* **EXERCISE DETAILS**: Give the listing again exactly, omitting its images.

* **RECORDS FOR PROCESSING**:
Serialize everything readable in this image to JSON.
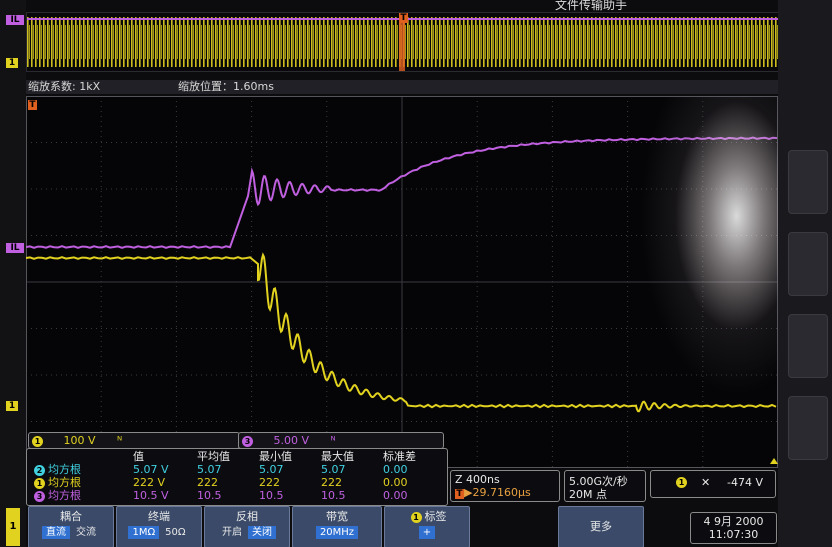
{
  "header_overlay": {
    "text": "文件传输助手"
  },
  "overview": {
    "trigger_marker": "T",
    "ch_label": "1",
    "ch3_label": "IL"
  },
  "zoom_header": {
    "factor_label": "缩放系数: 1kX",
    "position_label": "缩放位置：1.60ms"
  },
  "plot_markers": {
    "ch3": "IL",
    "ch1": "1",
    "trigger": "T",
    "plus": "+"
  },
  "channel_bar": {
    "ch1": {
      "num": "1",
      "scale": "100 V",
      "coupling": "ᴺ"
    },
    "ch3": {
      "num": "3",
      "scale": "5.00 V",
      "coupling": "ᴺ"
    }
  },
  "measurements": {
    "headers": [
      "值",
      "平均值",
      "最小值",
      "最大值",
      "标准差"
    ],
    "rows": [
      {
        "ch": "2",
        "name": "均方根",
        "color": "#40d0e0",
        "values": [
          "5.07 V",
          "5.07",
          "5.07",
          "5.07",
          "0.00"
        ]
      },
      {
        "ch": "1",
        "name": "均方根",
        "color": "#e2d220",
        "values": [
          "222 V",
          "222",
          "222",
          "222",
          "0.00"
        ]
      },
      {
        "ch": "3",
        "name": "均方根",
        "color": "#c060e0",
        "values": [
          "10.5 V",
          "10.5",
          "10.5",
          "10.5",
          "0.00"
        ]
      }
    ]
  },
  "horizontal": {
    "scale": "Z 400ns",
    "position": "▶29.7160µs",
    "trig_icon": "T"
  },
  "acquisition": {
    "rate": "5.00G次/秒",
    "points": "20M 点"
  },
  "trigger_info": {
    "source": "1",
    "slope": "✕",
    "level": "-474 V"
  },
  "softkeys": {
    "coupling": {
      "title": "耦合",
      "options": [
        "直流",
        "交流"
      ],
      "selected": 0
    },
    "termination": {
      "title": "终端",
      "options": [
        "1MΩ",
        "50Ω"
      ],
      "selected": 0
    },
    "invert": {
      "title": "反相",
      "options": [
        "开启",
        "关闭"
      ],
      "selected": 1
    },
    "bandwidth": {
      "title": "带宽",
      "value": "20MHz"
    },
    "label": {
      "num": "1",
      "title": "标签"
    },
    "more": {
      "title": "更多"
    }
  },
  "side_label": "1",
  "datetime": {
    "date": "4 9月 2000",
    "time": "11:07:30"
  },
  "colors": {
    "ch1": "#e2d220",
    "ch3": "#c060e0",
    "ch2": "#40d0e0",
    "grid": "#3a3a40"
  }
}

* **RESPONSE BOX**:
Serialize everything readable in this image to JSON.
{
  "header_overlay": {
    "text": "文件传输助手"
  },
  "overview": {
    "trigger_marker": "T",
    "ch_label": "1",
    "ch3_label": "IL"
  },
  "zoom_header": {
    "factor_label": "缩放系数: 1kX",
    "position_label": "缩放位置：1.60ms"
  },
  "plot_markers": {
    "ch3": "IL",
    "ch1": "1",
    "trigger": "T",
    "plus": "+"
  },
  "channel_bar": {
    "ch1": {
      "num": "1",
      "scale": "100 V",
      "coupling": "ᴺ"
    },
    "ch3": {
      "num": "3",
      "scale": "5.00 V",
      "coupling": "ᴺ"
    }
  },
  "measurements": {
    "headers": [
      "值",
      "平均值",
      "最小值",
      "最大值",
      "标准差"
    ],
    "rows": [
      {
        "ch": "2",
        "name": "均方根",
        "color": "#40d0e0",
        "values": [
          "5.07 V",
          "5.07",
          "5.07",
          "5.07",
          "0.00"
        ]
      },
      {
        "ch": "1",
        "name": "均方根",
        "color": "#e2d220",
        "values": [
          "222 V",
          "222",
          "222",
          "222",
          "0.00"
        ]
      },
      {
        "ch": "3",
        "name": "均方根",
        "color": "#c060e0",
        "values": [
          "10.5 V",
          "10.5",
          "10.5",
          "10.5",
          "0.00"
        ]
      }
    ]
  },
  "horizontal": {
    "scale": "Z 400ns",
    "position": "▶29.7160µs",
    "trig_icon": "T"
  },
  "acquisition": {
    "rate": "5.00G次/秒",
    "points": "20M 点"
  },
  "trigger_info": {
    "source": "1",
    "slope": "✕",
    "level": "-474 V"
  },
  "softkeys": {
    "coupling": {
      "title": "耦合",
      "options": [
        "直流",
        "交流"
      ],
      "selected": 0
    },
    "termination": {
      "title": "终端",
      "options": [
        "1MΩ",
        "50Ω"
      ],
      "selected": 0
    },
    "invert": {
      "title": "反相",
      "options": [
        "开启",
        "关闭"
      ],
      "selected": 1
    },
    "bandwidth": {
      "title": "带宽",
      "value": "20MHz"
    },
    "label": {
      "num": "1",
      "title": "标签"
    },
    "more": {
      "title": "更多"
    }
  },
  "side_label": "1",
  "datetime": {
    "date": "4 9月 2000",
    "time": "11:07:30"
  },
  "colors": {
    "ch1": "#e2d220",
    "ch3": "#c060e0",
    "ch2": "#40d0e0",
    "grid": "#3a3a40"
  }
}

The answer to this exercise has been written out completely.